  4. Traders avidly consume these viewpoints and send emails and tweets to the CNBC team.
  5. Those reporting from the floors in NY and Chicago repeat these ideas, sometimes almost word-for-word.

The reports constitute valid information but misleading information. They show what short-term traders are thinking, but that may not be very helpful. The problem for investors with a longer time frame is that there is not enough context and perspective. It scares the daylights out of people who depend upon professional journalism to provide balance.

The content of these stories has little to do with long-term investment prospects, but plenty to do with selling page views and ratings!

Examples

CNBC offers some face time to analysts with various opinions. The skepticism is apparent for anyone who even thinks about the bright side. A guest who forecasts a rally of 15-20% is making a "bold call" or suggesting something crazy.

Try this recent appearance of Tony Dwyer, who sees the S&P at 1575 by the end of the year. (CNBC is having trouble with the embedded links again, so you will have to click through to watch).

"In fact Dwyer believes his target is conservative. "15 is the lowest non-recession multiple in a sub-3% core inflation environment. The average multiple is roughly 20 times so I believe we are being overly conservative - even with our new target of 1575," he says.Looking at the fundamentals, Dwyer sees good things for the US economy.

"We've had an historic drop in interest rates as well as a huge drop in energy prices." That's good for consumers. And he adds we also have a slow recovery in housing - again bullish."

A guest who merely poses the possibility that earnings meet current expectations and the PE multiple gets to a conservative long-term average of 15, is viewed as crazy. This in spite of the low inflation and interest rates.

While you may not agree with the bullish analysis, it is mainstream thought for many of us, including big-time pension-fund managers. It is not the object of scorn. If the S&P reached 1500 to 1575, as the analysts suggest, could we really be surprised? After all, earnings are much higher now than when this level was reached in 2008.

DJIA

Today's "Maria hour" included a story asking whether we are currently in a recession. Hardly anyone believes this, but those who trumpet the recession story get on TV. Those refuting this do not get the TV gigs. I am talking about the people that I feature each week: Doug Short, The RecessionAlert team, Bob Dieli, and The Bonddad Blog. How about equal time for them?
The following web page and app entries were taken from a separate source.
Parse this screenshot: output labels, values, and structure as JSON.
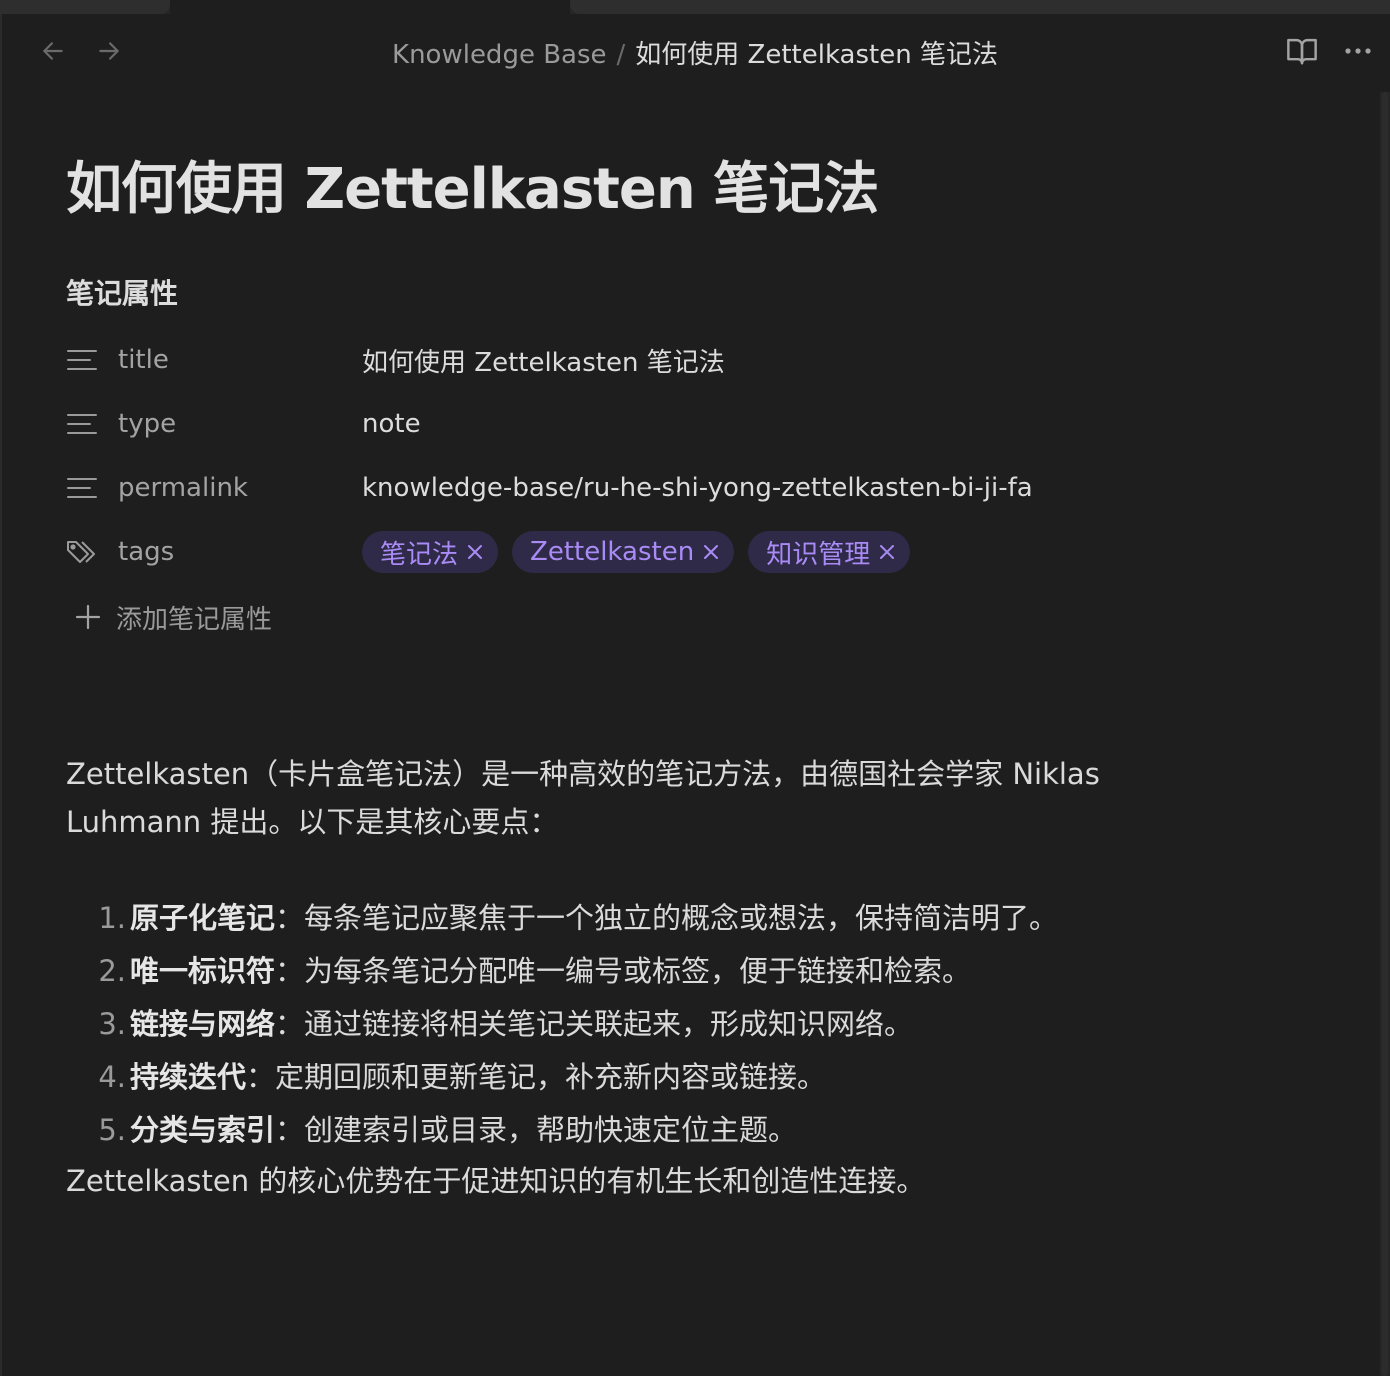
{
  "breadcrumb": {
    "root": "Knowledge Base",
    "separator": "/",
    "current": "如何使用 Zettelkasten 笔记法"
  },
  "toolbar": {
    "back_icon": "arrow-left-icon",
    "forward_icon": "arrow-right-icon",
    "reading_icon": "book-open-icon",
    "more_icon": "more-horizontal-icon"
  },
  "note": {
    "title": "如何使用 Zettelkasten 笔记法"
  },
  "properties": {
    "heading": "笔记属性",
    "title": {
      "key": "title",
      "value": "如何使用 Zettelkasten 笔记法",
      "icon": "text-lines-icon"
    },
    "type": {
      "key": "type",
      "value": "note",
      "icon": "text-lines-icon"
    },
    "permalink": {
      "key": "permalink",
      "value": "knowledge-base/ru-he-shi-yong-zettelkasten-bi-ji-fa",
      "icon": "text-lines-icon"
    },
    "tags": {
      "key": "tags",
      "icon": "tags-icon",
      "items": [
        "笔记法",
        "Zettelkasten",
        "知识管理"
      ],
      "tag_color": "#a98bf5",
      "tag_bg": "#2f2a47"
    },
    "add_label": "添加笔记属性"
  },
  "body": {
    "intro": "Zettelkasten（卡片盒笔记法）是一种高效的笔记方法，由德国社会学家 Niklas Luhmann 提出。以下是其核心要点：",
    "points": [
      {
        "num": "1.",
        "lead": "原子化笔记",
        "text": "：每条笔记应聚焦于一个独立的概念或想法，保持简洁明了。"
      },
      {
        "num": "2.",
        "lead": "唯一标识符",
        "text": "：为每条笔记分配唯一编号或标签，便于链接和检索。"
      },
      {
        "num": "3.",
        "lead": "链接与网络",
        "text": "：通过链接将相关笔记关联起来，形成知识网络。"
      },
      {
        "num": "4.",
        "lead": "持续迭代",
        "text": "：定期回顾和更新笔记，补充新内容或链接。"
      },
      {
        "num": "5.",
        "lead": "分类与索引",
        "text": "：创建索引或目录，帮助快速定位主题。"
      }
    ],
    "conclusion": "Zettelkasten 的核心优势在于促进知识的有机生长和创造性连接。"
  }
}
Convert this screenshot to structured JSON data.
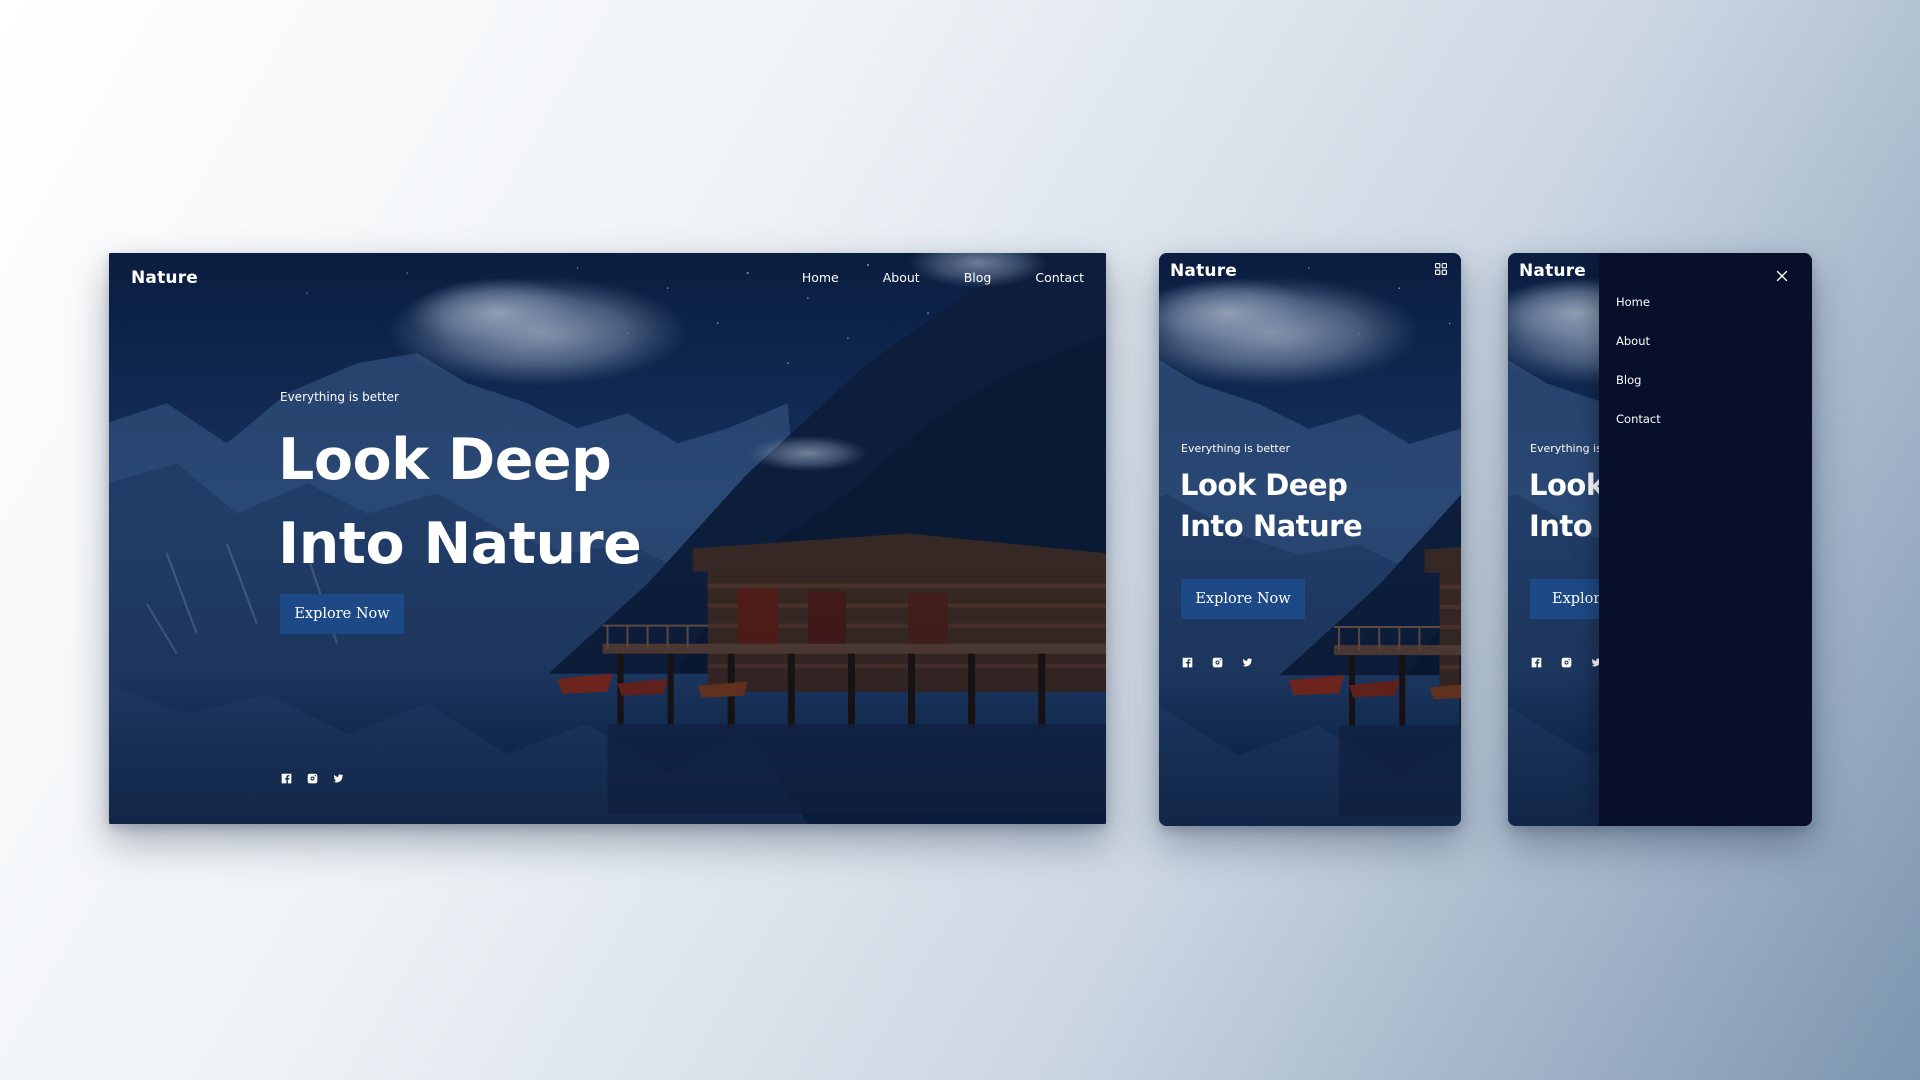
{
  "brand": {
    "name": "Nature"
  },
  "nav": {
    "items": [
      "Home",
      "About",
      "Blog",
      "Contact"
    ]
  },
  "hero": {
    "eyebrow": "Everything is better",
    "headline_line1": "Look Deep",
    "headline_line2": "Into Nature",
    "cta_label": "Explore Now"
  },
  "social": {
    "icons": [
      "facebook-icon",
      "instagram-icon",
      "twitter-icon"
    ]
  },
  "mobile": {
    "menu_toggle_icon": "grid-icon",
    "close_icon": "close-icon"
  },
  "colors": {
    "cta_background": "#1d4a86",
    "drawer_background": "#070f2a",
    "scene_sky": "#0e2345",
    "text": "#ffffff"
  }
}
Shortly thereafter we had (yet another) interview with Harry Dent about Dow 3000. He was just on a couple of weeks ago! Why couldn't Maria use the time to interview someone with some solid stock ideas for the average investor? She challenged in her questions, but that is not the point. Don't the CNBC producers understand the effect of the repetitive Dow 3000 and "End of Stocks" headlines?

Conclusion

CNBC faced a tipping point several years ago. They lost sight of the fact that most people are investors. They are long the market. That is their natural audience. CNBC hosts do not need to be cheerleaders, but they do need to inform this audience.

Most of the active emails and tweets they get come from traders, many of whom see this as a game between bulls and bears. The coverage reflects this. The CNBC team started saying things like "It is a bad day for those long the market."

CNBC needs to decide whether to compete for the active trader and fear market, getting ever more negative and political, or to get back to their foundation of helping regular investors.

They are not helped by images of a car going off a cliff, or stories about Congress going on vacation. Their viewers need to know what segments of the market are cheap. How to succeed in the face of these threats. How to rebuild retirement.

I really hope that they get the message in time.

Source: Has CNBC Lost Its Mojo?